__Description of the task__: Filter the data below, keeping only lines that contain "Rodrigues".

__Stored records__:

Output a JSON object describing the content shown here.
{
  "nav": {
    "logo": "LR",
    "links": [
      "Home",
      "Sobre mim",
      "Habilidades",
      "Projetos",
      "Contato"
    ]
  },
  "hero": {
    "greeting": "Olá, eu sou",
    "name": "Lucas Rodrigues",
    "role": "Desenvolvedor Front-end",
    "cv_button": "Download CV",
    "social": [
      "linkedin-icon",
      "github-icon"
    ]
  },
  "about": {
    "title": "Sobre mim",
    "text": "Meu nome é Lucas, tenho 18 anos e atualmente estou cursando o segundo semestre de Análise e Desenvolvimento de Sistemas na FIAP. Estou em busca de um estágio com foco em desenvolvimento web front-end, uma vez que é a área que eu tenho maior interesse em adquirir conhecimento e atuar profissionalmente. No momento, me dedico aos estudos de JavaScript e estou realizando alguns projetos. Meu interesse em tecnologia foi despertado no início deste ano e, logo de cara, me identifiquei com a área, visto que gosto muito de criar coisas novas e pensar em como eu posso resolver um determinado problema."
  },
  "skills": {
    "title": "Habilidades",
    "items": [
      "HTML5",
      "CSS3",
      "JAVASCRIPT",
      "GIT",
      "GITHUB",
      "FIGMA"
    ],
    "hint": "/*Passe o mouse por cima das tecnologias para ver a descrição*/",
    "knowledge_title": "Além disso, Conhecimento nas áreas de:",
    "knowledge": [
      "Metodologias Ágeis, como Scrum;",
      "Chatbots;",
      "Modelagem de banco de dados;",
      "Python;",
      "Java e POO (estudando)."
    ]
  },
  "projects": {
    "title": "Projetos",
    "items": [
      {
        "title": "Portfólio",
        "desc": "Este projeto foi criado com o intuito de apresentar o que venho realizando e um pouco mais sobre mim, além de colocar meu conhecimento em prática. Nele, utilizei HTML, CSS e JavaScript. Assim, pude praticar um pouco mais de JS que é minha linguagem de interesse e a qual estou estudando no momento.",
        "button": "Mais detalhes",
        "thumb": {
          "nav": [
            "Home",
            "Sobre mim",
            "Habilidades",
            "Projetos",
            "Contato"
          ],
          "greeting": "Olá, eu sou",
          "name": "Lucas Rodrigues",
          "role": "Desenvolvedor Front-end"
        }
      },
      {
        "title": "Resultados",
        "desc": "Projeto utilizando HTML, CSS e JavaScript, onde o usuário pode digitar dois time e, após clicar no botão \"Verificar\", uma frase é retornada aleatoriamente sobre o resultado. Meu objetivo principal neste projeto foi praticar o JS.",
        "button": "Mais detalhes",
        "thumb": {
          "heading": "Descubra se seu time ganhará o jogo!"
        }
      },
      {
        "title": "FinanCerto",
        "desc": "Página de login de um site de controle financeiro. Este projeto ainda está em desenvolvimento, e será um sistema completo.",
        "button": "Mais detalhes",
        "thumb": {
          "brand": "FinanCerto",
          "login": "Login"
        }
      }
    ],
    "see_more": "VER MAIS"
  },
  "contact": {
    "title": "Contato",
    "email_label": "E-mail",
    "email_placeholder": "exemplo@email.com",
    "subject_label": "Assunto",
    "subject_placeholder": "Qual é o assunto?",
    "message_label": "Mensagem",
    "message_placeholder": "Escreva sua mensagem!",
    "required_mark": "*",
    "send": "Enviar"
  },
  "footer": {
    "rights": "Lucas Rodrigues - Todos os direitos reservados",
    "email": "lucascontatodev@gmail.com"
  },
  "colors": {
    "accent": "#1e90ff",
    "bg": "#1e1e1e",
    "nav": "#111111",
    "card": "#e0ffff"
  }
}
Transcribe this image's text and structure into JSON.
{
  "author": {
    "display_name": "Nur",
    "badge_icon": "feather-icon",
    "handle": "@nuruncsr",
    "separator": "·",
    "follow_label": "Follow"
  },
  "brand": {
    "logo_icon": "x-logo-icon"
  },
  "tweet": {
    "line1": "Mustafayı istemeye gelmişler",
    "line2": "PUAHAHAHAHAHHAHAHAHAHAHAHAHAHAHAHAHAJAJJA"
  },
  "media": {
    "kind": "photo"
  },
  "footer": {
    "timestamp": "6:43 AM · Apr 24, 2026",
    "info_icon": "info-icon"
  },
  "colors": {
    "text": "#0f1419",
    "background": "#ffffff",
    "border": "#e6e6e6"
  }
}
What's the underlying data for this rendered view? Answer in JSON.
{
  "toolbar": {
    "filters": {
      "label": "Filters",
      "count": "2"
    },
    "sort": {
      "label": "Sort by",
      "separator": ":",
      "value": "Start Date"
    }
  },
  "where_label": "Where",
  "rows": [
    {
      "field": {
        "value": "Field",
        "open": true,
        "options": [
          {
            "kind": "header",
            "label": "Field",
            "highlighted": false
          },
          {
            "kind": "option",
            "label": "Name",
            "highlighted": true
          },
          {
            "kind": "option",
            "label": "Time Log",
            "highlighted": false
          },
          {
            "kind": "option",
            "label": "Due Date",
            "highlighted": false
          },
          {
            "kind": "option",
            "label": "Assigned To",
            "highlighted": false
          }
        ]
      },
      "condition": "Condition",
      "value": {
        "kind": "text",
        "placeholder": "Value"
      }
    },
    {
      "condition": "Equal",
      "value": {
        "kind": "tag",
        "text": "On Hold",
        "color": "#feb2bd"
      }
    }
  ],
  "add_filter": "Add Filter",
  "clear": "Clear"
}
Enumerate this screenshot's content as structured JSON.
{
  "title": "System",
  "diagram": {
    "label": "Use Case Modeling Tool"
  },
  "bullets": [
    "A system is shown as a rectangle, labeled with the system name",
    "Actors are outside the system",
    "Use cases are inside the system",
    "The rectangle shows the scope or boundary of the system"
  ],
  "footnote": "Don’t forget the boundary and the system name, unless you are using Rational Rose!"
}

__Your solution__:
    "name": "Lucas Rodrigues",
          "name": "Lucas Rodrigues",
    "rights": "Lucas Rodrigues - Todos os direitos reservados",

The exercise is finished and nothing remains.